Having worked in the business of B2B cold calling for more than 20 years – with the majority of those at the head of a successful outsourced B2B lead generation firm, I have learned the value in returning to the basics and fundamentals that lead to successful cold calling.
Due to my experience both as a caller and as a manager of successful inside sales teams, I have a good grasp on the best practices for cold calling that lead to uncovering qualified leads. The following is my insider’s guide to B2B cold calling and lead generation.
The Prospect List – Names and Titles
The goal of an experienced B2B caller is to get in front of the decision makers or key evaluators and have a conversation that can uncover an opportunity.
The key is to know the effective ways to penetrate a company or organization to ensure that the caller is having this conversation with the correct targeted prospect.
How do you determine the right person to call?
Best practices for a B2B caller is to do enough research to understand if the cold call should be to a C-level executive, a VP or Director, or perhaps someone in a particular department (i.e., Head of Human Resources). This can be very dependent on the organization and industry.
The key is to focus on those who can reveal real business pains and understand the value of the solutions you have to offer.
How Do You Reach The Right Person?
For complex sales, I always advocate a top-down approach.
The title and position of the decision makers will vary depending on the organization and industry into which you are calling. Adequate research should yield the information needed to target the correct person.
In many cases, the key decision makers are going to be at the C-level, so that is where you start. It will most likely take many attempts, but keep making the calls and leave a concise voicemail when needed.
Research into inside sales tells us repeatedly that to be successful, multiple calls are essential. While “the absolute bare minimum number of attempts to contact at least 50% of your leads is six,” the average rep only conducts “between 1.7 and 2.1 attempts before they give up.” insidesales.com
If you don’t find success at the top level, then it’s appropriate to work your way down until you reach the highest level person that is willing to pick up the phone and have a conversation with you.
It may be that you can enter the company through that level, and it is better to have the discussion there than not at all.
Always aim for the highest level possible.
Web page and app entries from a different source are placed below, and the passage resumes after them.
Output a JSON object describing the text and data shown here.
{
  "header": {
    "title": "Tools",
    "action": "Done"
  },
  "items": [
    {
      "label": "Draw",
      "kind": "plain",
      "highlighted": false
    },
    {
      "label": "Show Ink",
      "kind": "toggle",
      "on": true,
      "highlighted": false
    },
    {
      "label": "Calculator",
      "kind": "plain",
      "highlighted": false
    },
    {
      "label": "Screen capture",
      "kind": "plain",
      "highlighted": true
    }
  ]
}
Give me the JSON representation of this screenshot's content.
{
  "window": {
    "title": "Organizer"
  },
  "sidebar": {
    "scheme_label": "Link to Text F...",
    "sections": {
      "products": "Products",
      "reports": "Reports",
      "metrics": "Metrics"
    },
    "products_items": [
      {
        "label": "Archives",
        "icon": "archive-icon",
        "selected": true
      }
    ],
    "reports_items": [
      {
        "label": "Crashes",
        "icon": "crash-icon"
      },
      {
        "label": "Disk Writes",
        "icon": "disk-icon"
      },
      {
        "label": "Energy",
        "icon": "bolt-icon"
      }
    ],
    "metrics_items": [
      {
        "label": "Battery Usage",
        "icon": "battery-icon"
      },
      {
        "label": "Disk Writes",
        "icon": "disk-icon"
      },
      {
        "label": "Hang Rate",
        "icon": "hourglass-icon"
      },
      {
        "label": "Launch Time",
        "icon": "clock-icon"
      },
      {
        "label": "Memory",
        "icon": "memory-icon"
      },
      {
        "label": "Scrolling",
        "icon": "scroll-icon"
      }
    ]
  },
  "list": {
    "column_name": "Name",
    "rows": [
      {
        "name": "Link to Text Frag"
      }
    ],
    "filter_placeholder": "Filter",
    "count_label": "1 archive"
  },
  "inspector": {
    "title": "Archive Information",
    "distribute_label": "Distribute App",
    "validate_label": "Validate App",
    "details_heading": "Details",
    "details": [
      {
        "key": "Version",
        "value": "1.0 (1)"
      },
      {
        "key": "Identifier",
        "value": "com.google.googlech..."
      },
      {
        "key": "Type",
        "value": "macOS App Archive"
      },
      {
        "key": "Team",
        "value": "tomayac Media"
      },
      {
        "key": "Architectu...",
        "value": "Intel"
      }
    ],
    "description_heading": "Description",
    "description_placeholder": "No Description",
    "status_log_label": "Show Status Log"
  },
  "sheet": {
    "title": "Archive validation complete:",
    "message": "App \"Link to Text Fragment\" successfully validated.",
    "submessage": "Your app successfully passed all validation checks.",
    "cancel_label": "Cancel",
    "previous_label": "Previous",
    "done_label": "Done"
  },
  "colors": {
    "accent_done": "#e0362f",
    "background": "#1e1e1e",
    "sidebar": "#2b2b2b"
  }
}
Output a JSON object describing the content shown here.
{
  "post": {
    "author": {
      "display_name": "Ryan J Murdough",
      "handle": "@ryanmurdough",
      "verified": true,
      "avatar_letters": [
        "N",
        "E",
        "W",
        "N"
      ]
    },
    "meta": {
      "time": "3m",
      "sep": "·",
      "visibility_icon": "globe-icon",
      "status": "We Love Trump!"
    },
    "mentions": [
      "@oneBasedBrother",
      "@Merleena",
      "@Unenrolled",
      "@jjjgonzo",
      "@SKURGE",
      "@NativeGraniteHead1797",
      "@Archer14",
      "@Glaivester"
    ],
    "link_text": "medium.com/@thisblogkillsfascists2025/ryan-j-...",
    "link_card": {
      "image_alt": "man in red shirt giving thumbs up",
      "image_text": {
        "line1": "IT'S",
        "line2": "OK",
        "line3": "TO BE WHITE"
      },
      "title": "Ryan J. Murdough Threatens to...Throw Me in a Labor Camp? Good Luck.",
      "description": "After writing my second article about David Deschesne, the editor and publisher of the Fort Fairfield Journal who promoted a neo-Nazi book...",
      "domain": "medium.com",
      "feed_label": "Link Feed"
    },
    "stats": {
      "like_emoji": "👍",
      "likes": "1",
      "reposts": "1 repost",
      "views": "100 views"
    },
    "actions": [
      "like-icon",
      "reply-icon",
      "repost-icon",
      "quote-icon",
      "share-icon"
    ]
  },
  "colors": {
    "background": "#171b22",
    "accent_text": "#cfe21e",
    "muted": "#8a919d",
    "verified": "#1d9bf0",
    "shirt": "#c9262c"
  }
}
If you try you might find success – but if you don’t even attempt it, then you have no chance of making a connection.
How Do You Ensure Your Prospect List Has Good Names and Titles?
To answer this question, look back at history. Where has the previous success been? Who needs to be targeted within the organization, and what is the level that needs to be reached?
Depending on the history and knowledge of the organization, it’s possible that the list will need some thought.
Remember, the goal is to penetrate the company or organization, and a successful way to do that is to call more than one person within that organization.
As a general rule, a sales rep should attempt a minimum of three different contacts within the same target company. If your list contains only one name within an organization, it is worth the time to do some research and expand that list.
There are a few practical ways to do this:
- Use available online research such as LinkedIn, the company website, or even a general Google search.
- Ask for referrals within the organization. At the beginning of my career, before the availability of online resources, the best way to get the names of contacts within an organization was to call and ask. I’d argue that this is still the most effective approach.
If whomever you are targeting is unavailable, ask the admin in the department for the name of someone you can speak to. They will give you a name if only to direct you away, but that can sometimes work in your favor.
Keep calling until you reach the person who is willing to have the conversation; you might be surprised at the results.
My years in the business have taught me that when sales numbers begin to fall, it is most likely because the callers have drifted away from the proven process. Research and preparation, combined with a knowledge of the basic best practices and a commitment to consistency, are the keys to success.
When in doubt, return to the fundamentals and keep making the calls.
More insider information can be found in The Insider’s Guide to B2B Cold Calling – Part 2.